I’ve been re-reading a sci-fi book which has the interesting Existential Risk scenario where most people are going to die. But some may survive.
If you are a person on earth in the book, you have the choice of helping out people and definitely dieing or trying desperately to be one of the ones to survive (even if you personally might not be the best person to help humanity survive).
In that situation I would definitely be in the “helping people better suited for surviving” camp. Following orders because the situation was too complex to keep in one persons head. Danger is fine because you are literally a dead person walking.
It becomes harder when the danger isn’t so clear and present. I’ll think about it a bit more.
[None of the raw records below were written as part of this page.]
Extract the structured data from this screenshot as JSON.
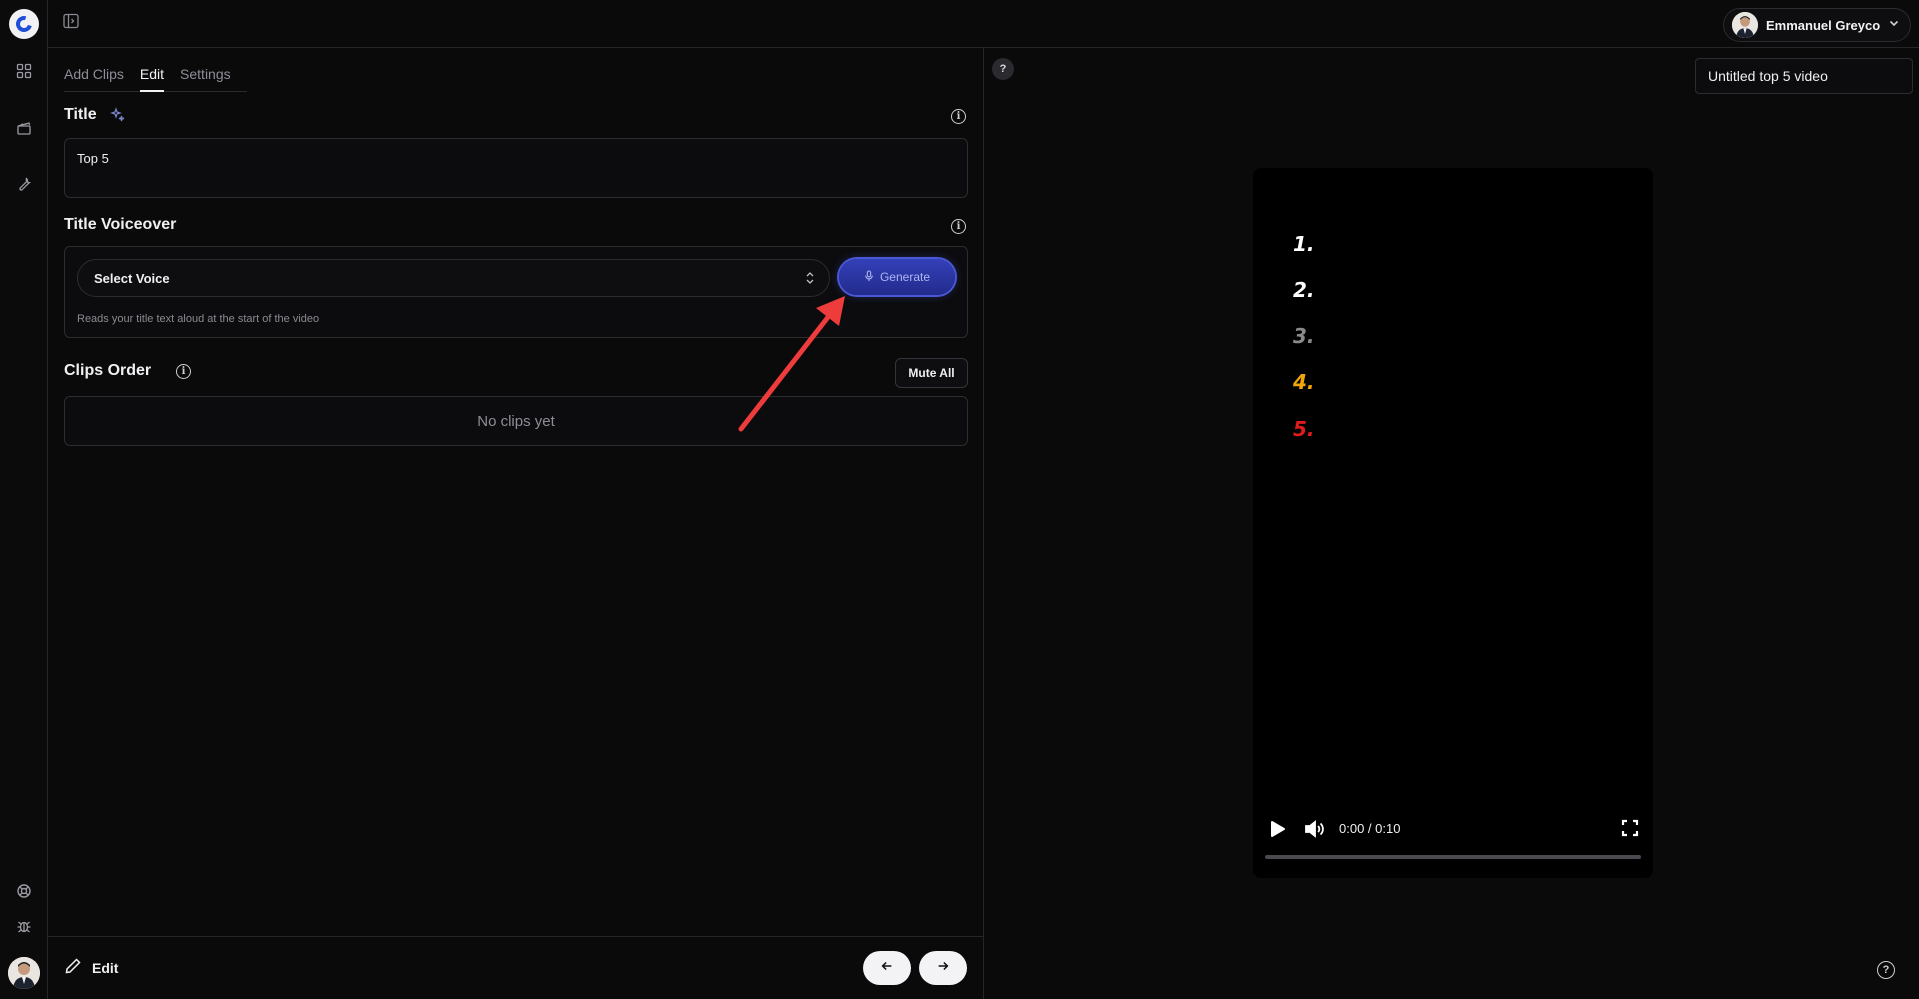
{
  "user": {
    "name": "Emmanuel Greyco"
  },
  "editor": {
    "tabs": [
      {
        "label": "Add Clips",
        "active": false
      },
      {
        "label": "Edit",
        "active": true
      },
      {
        "label": "Settings",
        "active": false
      }
    ],
    "title_section": {
      "label": "Title",
      "value": "Top 5"
    },
    "voiceover": {
      "label": "Title Voiceover",
      "select_value": "Select Voice",
      "generate_label": "Generate",
      "hint": "Reads your title text aloud at the start of the video"
    },
    "clips": {
      "label": "Clips Order",
      "mute_label": "Mute All",
      "empty_text": "No clips yet"
    },
    "footer": {
      "edit_label": "Edit"
    }
  },
  "preview": {
    "help_label": "?",
    "video_name": "Untitled top 5 video",
    "ranks": [
      {
        "label": "1.",
        "color": "#ffffff"
      },
      {
        "label": "2.",
        "color": "#ffffff"
      },
      {
        "label": "3.",
        "color": "#8a8a8a"
      },
      {
        "label": "4.",
        "color": "#f2a50a"
      },
      {
        "label": "5.",
        "color": "#e01b1b"
      }
    ],
    "time": "0:00 / 0:10",
    "progress": 0
  },
  "colors": {
    "accent": "#3340b8",
    "annotation_arrow": "#ee3b3b",
    "background": "#0a0a0b"
  }
}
The title of the book is frirarirf (rot13)
rm -f double-post
She asked my advice on how to do creative work on AI safety, on facebook. I gave her advice as best I could.
She seemed earnest and nice. I am sorry for your loss.
Dulce et Decorum Est Pro Huminatas Moria?
As you might be able to tell from the paraphrased quote I’ve been taught some bad things that can happen when this is taken too far.
Therefore the important thing is how we, personally, would engage with that decision if it came from outside.
For me it depends on my opinion of the people on the outside. There are four things I weigh:
Epistemic rigour. With lots of crucial considerations around existential risk, do I believe that the outside has good views on the state of the world? If they do not, they/I may be doing more harm than good.
Are they trying to move to better equilibria? Do they believe in winner take all or are they trying to plausibly pre-commit to sharing the winnings (with other people who are trying to plausibly pre-commit to sharing the winnings). Are they trying to avoid the race to bottom? It doesn’t matter if they can’t, but not trying at all means that they may miss out on better outcomes.
Feedback mechanisms: How is the outside trying to make itself better? It may not be good enough in the first two items, but do they have feedback mechanisms to improve them?
Moral uncertainty. What is their opinion on moral theory. They/I may do some truly terrible things if they are too sure of themselves.
My likelihood of helping humanity when following orders stems from those considerations. It is a weighty decision.
I’m interested in seeing where you go from here. With the old lesswrong demographic, I would predict you would struggle, due to cryonics/life extension being core to many people’s identities.
I’m not so sure about current LW though. The fraction of the EA crowd that is total utilitarian probably won’t be receptive.
I’m curious what it is that your intuitions do value highly. It might be better to start with that.
Has anyone done work on a AI readiness index? This could track many things, like the state of AI safety research and the roll out of policy across the globe. It might have to be a bit dooms day clock-ish (going backwards and forwards as we understand more) but it might help to have a central place to collect the knowledge.
Out of curiosity what is the upper bound on impact?
Do you think the AI-assisted humanity is in a worse situation than humanity is today?
Lots of people involved in thinking about AI seem to be in a zero sum, winner-take-all mode. E.g. Macron.
I think there will be significant founder effects from the strategies of the people that create AGI. The development of AGI will be used as an example of what types of strategies win in the future during technological development. Deliberation may tell people that there are better equilibrium. But empiricism may tell people that they are too hard to reach.
Currently the positive-sum norm of free exchange of scientific knowledge is being tested. For good reasons, perhaps? But I worry for the world if lack of sharing of knowledge gets cemented as the new norm. It will lead to more arms races and make coordination harder on the important problems. So if the creation of AI leads to the destruction of science as we know it, I think we might be in a worse position.
I, perhaps naively, don’t think it has to be that way.
Interesting. I didn’t know Russia’s defences had degraded so much.